“Our findings propose that the diurnal pattern of moderate to vigorous physical activity could be another important dimension to describe the complexity of human movement,” the study authors wrote.

Experts told Medical News Today that the study was promising, but that exercise at any time of the day is still preferred over none at all.

“The association of exercise early in the day and boosting the metabolism has previously been studied, but not as much as the effect on obesity,” said Dr. Mir Ali, a bariatric surgeon and medical director of MemorialCare Surgical Weight Loss Center at Orange Coast Medical Center in California, who was not involved in the study.

“I don’t think there is enough data to make a permanent change in recommendations; however, telling patients that early in the day exercise seems to be better for weight loss is reasonable,” Dr. Ali told MNT. “There are many factors that will change the effectiveness of exercise, no matter what time it is done. Age, weight, sleep, and work cycle, etc., are all factors.”

“The important thing with exercise is consistency. The type of exercise does not seem to be as important as being able to consistently perform 150 minutes a week. I recommend to my patients that getting 30 minutes per day of exercise, even walking, at least five days a week is a good goal.

— Dr. Mir Ali, bariatric surgeon

Ali noted that for people trying to lose weight, exercise is important, but weight loss is primarily affected by diet. Changing to a healthier diet is the most important factor in trying to lose weight.

Ryan Glatt, a certified personal trainer, senior brain health coach and director of the FitBrain Program at Pacific Neuroscience Institute in California, said the study is “interesting” but doesn’t cover everything contributing to weight loss.

“There may be other factors that contribute to weight management, such as age, gender, race, and even location,” Glatt told MNT.

“Diet also plays a role and future studies should consider measuring these sociodemographics and other factors to see how they relate to outcomes such as weight loss,” he added.

Glatt added that if morning exercise doesn’t work for some people, that doesn’t mean it can’t work later.

“The recommendations of exercising at least 150 minutes per week at a moderate intensity or greater do not specify time because there is not yet enough research to determine an optimal time to exercise for weight loss,” Glatt said.

There are other benefits as well to exercising any time.

“Even if an optimal time was determined for different populations, weight loss is only one of the many benefits derived from exercise.

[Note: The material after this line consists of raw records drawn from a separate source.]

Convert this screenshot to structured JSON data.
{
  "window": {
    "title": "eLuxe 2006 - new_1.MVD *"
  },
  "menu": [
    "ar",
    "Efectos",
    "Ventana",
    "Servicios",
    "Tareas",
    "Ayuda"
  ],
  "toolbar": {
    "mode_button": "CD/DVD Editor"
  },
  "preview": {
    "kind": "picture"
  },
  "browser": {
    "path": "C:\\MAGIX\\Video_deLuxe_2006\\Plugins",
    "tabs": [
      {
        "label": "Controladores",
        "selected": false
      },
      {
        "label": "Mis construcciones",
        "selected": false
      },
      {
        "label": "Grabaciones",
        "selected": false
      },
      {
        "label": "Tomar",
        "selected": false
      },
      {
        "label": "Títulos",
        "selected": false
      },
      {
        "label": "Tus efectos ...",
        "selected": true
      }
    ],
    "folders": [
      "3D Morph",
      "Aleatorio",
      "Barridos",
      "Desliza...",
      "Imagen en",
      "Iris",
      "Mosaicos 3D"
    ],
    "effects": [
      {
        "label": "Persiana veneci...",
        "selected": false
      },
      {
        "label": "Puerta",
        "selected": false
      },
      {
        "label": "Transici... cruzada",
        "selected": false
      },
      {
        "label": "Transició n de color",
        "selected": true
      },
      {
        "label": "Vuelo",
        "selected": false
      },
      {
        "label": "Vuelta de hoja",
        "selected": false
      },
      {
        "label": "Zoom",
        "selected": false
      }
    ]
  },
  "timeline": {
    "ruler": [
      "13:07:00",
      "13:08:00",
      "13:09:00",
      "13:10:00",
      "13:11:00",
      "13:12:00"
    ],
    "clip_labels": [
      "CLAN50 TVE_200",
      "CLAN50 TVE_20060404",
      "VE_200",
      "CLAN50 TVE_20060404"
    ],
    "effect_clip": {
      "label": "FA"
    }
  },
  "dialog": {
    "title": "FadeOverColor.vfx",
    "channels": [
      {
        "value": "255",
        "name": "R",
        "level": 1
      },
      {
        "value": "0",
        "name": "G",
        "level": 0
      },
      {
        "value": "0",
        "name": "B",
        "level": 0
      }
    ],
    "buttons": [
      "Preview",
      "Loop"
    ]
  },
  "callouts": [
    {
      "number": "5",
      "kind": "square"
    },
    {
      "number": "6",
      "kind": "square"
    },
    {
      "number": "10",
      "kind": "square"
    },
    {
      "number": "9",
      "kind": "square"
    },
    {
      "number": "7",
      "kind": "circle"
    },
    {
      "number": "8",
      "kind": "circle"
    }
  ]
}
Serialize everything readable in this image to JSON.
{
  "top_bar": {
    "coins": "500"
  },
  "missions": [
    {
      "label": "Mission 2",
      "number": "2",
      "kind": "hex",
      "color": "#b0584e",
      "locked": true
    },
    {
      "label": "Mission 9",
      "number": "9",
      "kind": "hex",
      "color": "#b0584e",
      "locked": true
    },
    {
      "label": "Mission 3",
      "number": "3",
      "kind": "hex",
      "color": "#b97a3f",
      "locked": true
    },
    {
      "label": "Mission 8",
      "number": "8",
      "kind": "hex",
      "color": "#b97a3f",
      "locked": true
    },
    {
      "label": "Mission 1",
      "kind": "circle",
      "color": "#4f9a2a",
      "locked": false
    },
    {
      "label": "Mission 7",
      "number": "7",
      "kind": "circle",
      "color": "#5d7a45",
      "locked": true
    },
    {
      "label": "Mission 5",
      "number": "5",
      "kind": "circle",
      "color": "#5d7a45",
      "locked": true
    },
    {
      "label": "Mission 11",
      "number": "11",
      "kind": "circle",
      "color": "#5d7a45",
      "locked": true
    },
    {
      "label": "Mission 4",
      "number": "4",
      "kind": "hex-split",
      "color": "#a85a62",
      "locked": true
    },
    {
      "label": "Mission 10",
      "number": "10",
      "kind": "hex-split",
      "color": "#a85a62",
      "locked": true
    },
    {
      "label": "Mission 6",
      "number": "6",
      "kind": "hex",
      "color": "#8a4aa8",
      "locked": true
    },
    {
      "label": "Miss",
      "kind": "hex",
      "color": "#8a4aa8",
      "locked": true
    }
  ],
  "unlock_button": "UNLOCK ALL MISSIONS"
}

Better sleep, mental health, brain health, and physiological health are also important benefits of exercise, and time of day may be less important than actual exercise participation.”

— Ryan Glatt, personal trainer

When it comes to exercise, people should find an activity they enjoy, said Dr.Kevin Huffman, a doctor of osteopathic medicine, a licensed fitness specialist, and chief executive officer of On the Rocks Climbing Gym in Elyria, Ohio.

“What truly matters is finding a workout routine that suits your individual lifestyle­ and preference­s,” Dr. Huffman told MNT. “The most effective­ exercise re­gimen is the one you can consistently stick with.”

Huffman added that although morning exercise helps e­stablish a healthy routine and increasing mood and e­nergy levels throughout the­ day, it’s important to know that evening or afternoon workouts can be­ equally effective­ for managing weight.

“The crucial factor is prioritizing regular physical activity and combining it with a balance­d diet to achieve your weight management goals,” Dr. Huffman said.

“Ultimately, the­ ideal time to exe­rcise is wheneve­r it fits into your daily schedule and allows you to maintain a long-term commitme­nt to your health and fitness journey.”